Tipped to become the next big Asian star since Park Ji-sung, Son is looking likely to follow in the former Manchester United midfielder's footsteps. The Korean wingman has been linked with a £20m switch to the Premier League's likely lot, including United who, according to Son's agent, wanted the winger before he moved to Leverkusen in 2013.
However, any potential move would have to wait until the summer. The player is away with the national team for nearly all of January, and would be ineligible for the Champions League having played in the competition already. Not that that would put United off.
As for his 'Sonaldo' tag, the player himself approves. "I am delighted with this nickname because Cristiano Ronaldo is my role model," purred the forward after netting twice against Zenit in the Champions League earlier this season.
Speed has always been Son’s greatest asset. Comparisons with the world's greatest players may be a little premature, but his pace is one similarity he shares with Cristiano & Co. Emir Spahic’s goal against Nürnberg in April was purely down to Son’s 80m sprint from his own half (below), in which he passed two defenders before squaring across goal unselfishly for the Bosnian defender to finish. And that's just one example.
Son’s other main attribute is his finishing, which can range from drills across the keeper from 15 yards to long-range rockets like the one scored against Borussia Mönchengladbach. Before this season many of his goals had come from cutting inside from the left, but this season the 22-year-old has started almost exclusively on the left wing.
The young Korean is versatile, though, and can play anywhere across the front line. At Hamburg he was sometimes used as a centre-forward, but Kiessling's presence at Leverkusen means he's now started wide more often than not. "I don't care where I play," Son revealed last summer. "The main thing is I'm in the game. I can play as a second striker or behind. What the coach says, I'll do. I don't have a favourite position; I'll be anywhere and always on the throttle."
Son's tackling leaves a lot to be desired – he's successfully completed just 34% of his efforts this season, and committed as many fouls as he's suffered (19). One of the other regular weaknesses of a young winger is their aerial ability. Son's isn't awful, having won half of his attempted duels in the air so far this campaign, but at 6ft that's perhaps to be expected.
In March 2013, German legend Franz Beckenbauer expressed his admiration for the South Korean forward to the Hamburger Morgenpost: "He is superb player.
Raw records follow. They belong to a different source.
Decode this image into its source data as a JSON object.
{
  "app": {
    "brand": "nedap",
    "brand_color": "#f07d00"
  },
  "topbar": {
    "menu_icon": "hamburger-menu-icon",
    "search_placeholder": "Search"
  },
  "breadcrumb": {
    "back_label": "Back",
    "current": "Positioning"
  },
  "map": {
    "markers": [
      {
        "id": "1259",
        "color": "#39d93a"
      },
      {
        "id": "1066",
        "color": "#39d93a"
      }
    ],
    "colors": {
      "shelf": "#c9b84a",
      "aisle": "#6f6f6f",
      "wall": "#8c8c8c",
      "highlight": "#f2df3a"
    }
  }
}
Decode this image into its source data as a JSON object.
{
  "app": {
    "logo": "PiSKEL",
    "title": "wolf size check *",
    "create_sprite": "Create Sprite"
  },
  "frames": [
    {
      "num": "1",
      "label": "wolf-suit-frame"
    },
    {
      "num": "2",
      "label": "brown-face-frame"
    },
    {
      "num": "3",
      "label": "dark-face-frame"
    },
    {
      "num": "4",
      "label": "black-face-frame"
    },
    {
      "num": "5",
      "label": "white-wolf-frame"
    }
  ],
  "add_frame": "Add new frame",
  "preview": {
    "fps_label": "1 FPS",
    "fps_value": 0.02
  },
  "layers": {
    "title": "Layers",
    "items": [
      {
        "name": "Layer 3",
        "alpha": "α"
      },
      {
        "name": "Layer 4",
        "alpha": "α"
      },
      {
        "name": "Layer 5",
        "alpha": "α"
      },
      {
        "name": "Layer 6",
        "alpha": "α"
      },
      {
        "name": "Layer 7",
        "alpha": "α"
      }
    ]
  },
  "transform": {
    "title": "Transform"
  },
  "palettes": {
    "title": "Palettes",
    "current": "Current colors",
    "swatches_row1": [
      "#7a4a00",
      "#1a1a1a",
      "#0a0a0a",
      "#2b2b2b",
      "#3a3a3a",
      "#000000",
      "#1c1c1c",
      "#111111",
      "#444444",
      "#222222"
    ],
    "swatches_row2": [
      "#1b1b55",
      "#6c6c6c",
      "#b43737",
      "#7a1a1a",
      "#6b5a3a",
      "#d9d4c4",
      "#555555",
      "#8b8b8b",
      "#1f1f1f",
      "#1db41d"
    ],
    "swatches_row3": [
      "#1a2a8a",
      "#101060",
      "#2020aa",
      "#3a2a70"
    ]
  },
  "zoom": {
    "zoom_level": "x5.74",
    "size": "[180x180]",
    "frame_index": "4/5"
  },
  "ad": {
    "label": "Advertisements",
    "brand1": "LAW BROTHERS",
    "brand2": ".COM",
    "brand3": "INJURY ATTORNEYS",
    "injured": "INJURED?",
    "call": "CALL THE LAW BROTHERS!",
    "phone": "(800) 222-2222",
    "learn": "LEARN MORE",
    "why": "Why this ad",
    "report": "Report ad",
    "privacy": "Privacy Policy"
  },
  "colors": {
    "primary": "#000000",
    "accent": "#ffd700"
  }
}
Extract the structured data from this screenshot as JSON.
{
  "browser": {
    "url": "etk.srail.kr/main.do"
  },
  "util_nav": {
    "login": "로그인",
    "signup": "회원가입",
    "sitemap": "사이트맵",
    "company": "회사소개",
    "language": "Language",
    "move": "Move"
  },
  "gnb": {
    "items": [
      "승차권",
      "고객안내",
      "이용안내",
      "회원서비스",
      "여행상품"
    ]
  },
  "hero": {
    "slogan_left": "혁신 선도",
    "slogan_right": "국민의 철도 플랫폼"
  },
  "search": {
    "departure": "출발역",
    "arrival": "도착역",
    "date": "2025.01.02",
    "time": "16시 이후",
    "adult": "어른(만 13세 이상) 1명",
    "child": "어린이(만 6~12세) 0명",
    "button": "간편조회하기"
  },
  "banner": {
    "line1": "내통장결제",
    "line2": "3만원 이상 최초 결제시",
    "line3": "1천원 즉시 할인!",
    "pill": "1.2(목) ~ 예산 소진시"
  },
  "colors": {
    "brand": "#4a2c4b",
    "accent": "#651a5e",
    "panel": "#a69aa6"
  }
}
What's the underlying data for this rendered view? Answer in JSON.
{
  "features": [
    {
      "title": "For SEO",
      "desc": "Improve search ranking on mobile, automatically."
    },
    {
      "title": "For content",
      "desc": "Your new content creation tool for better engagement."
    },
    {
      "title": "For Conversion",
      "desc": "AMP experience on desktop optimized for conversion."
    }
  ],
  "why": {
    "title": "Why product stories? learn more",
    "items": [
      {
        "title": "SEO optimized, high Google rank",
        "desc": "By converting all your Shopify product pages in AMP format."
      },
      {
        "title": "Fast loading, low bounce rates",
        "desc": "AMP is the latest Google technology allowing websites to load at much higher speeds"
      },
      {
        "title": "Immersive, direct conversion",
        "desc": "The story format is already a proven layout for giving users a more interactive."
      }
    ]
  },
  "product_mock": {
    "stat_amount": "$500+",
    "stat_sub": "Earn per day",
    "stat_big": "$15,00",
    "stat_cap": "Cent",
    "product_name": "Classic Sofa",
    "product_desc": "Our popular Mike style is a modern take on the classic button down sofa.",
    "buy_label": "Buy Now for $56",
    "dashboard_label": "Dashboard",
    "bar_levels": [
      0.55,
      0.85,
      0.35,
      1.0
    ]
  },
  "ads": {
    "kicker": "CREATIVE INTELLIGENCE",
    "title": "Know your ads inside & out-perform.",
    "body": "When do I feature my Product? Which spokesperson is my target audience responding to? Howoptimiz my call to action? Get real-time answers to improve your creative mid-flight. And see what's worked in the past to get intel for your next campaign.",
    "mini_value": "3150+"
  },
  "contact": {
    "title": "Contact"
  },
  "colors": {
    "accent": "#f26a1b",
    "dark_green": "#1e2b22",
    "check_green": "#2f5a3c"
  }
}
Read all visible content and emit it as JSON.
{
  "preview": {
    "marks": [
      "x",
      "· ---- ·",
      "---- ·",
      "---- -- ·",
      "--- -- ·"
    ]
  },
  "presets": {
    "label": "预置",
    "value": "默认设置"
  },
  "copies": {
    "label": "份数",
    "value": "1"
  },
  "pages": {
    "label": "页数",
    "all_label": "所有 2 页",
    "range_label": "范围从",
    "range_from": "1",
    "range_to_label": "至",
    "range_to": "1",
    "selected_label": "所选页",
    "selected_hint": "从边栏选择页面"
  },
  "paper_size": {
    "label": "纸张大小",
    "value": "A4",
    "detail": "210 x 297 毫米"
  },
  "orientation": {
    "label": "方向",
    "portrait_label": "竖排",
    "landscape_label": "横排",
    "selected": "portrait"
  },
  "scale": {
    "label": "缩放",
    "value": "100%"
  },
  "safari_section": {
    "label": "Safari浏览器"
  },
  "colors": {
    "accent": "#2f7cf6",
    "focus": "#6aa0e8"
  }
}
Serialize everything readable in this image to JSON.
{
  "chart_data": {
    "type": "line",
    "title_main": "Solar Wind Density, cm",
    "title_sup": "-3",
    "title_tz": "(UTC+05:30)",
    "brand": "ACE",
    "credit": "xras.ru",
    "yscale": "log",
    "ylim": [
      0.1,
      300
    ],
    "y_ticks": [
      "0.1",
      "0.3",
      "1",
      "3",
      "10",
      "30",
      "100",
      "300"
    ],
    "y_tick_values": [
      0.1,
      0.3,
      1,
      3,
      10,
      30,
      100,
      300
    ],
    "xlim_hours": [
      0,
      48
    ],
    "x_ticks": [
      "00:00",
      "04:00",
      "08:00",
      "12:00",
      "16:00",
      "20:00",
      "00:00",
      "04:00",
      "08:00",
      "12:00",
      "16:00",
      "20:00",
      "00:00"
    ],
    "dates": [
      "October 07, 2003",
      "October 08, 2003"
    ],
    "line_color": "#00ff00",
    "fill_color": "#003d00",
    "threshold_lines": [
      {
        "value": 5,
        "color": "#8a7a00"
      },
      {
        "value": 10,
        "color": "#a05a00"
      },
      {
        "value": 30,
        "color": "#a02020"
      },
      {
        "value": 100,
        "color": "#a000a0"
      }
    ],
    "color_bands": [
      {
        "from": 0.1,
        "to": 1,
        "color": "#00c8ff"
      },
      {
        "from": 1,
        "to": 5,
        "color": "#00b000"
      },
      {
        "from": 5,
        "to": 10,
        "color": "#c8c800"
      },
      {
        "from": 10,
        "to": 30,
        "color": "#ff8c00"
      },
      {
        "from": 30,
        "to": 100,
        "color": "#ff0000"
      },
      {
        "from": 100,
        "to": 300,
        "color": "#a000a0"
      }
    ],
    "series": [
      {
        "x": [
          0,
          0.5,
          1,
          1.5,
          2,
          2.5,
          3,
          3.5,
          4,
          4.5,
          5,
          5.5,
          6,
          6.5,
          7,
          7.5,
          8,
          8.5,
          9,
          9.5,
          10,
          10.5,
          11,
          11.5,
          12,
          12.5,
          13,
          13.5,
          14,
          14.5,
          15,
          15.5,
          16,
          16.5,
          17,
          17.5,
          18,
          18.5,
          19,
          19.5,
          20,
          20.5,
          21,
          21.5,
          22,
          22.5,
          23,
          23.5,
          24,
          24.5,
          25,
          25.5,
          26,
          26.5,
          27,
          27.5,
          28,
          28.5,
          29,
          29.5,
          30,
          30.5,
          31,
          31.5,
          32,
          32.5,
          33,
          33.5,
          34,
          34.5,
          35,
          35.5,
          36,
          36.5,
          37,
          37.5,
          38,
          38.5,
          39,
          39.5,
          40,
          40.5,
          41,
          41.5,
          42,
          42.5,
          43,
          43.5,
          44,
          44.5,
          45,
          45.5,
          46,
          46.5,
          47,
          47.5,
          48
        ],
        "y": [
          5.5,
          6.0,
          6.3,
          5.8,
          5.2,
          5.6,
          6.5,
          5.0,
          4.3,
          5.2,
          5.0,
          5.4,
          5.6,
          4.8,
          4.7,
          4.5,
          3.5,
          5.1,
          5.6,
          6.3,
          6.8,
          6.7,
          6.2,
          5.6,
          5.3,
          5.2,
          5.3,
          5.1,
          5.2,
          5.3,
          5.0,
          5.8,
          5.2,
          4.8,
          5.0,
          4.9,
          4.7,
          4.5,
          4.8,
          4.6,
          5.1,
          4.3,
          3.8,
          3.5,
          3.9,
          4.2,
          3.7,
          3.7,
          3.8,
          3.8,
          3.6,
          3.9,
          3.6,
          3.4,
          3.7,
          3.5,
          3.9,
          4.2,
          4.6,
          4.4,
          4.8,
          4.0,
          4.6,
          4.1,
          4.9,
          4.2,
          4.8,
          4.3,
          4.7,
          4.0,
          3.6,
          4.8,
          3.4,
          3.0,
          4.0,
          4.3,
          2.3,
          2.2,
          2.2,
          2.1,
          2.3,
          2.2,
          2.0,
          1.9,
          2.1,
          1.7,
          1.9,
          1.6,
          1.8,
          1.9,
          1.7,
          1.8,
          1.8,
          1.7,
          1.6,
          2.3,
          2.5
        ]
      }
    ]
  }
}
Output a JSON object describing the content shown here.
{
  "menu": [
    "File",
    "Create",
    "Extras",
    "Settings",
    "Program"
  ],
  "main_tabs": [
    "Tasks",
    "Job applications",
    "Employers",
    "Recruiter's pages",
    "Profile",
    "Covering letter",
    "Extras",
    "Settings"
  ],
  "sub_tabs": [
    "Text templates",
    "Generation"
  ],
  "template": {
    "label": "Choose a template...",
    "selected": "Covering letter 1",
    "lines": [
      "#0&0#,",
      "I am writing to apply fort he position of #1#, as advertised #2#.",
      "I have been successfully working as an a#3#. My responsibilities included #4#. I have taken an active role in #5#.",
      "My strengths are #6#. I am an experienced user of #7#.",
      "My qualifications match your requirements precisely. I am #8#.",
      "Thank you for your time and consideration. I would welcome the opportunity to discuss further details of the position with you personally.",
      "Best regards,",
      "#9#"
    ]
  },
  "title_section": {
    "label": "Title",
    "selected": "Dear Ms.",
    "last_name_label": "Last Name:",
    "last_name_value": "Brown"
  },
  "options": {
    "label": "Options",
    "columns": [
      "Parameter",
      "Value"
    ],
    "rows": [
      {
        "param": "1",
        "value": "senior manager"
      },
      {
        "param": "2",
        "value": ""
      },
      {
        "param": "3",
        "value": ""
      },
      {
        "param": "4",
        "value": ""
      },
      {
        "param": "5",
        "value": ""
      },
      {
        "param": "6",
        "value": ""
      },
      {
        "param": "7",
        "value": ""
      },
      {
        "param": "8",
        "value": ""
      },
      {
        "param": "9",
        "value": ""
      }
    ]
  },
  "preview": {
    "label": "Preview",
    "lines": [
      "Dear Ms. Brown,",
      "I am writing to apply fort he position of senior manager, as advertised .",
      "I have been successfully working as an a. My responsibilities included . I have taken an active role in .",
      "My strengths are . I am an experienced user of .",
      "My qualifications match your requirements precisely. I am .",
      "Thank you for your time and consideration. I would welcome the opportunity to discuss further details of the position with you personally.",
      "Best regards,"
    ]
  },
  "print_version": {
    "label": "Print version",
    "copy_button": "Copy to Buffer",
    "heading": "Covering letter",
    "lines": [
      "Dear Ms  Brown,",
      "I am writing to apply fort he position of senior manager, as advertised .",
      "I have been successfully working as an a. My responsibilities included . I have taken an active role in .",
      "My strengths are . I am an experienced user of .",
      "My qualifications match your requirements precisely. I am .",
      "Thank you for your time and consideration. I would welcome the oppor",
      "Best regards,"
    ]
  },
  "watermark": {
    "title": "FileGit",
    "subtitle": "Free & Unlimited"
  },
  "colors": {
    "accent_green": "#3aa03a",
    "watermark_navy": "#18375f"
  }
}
I really like the way he plays: fast and dynamic. He not only scores goals, but also makes beautiful goals." There are worse people to impress.
Did you know?
Son's successful year has been rewarded by being named Korea Football Association's Footballer of the Year by 200 journalists and officials for the second year running. Meanwhile, he was voted as the Best Footballer in Asia for 2014 by China’s biggest sports journal Titan Sports.
He's also a good egg, and wants to establish a foundation for young people in South Korea on the back of 304 deaths in April's MV Sewol ferry disaster. "I want to make children who are not as fortunate as me happy," he said recently.
- Shooting 9
- Heading 4
- Passing 7
- Tackling 5
- Pace 9
- Dribbling 8
- Creativity 7
- Work-rate 8
What happens next?
This month’s Asian Cup in Australia is another chance for Son to prove his value, with South Korea battling for their first win in the tournament since 1960 against the likes of Japan, Australia and Iran. A good showing should help further raise his profile.
The Korean's next move isn't expected for a while yet − he's contracted to summer 2018 − but at this rate he'll likely have his pick of who to join when the time comes. Bayern Munich have been linked in the past, and the lure of staying in Germany may prove strong. Son, however, has declared his focus on continuing his form into the second half of the Bundesliga season, and refuses to get ahead of himself. Right now that seems the best approach.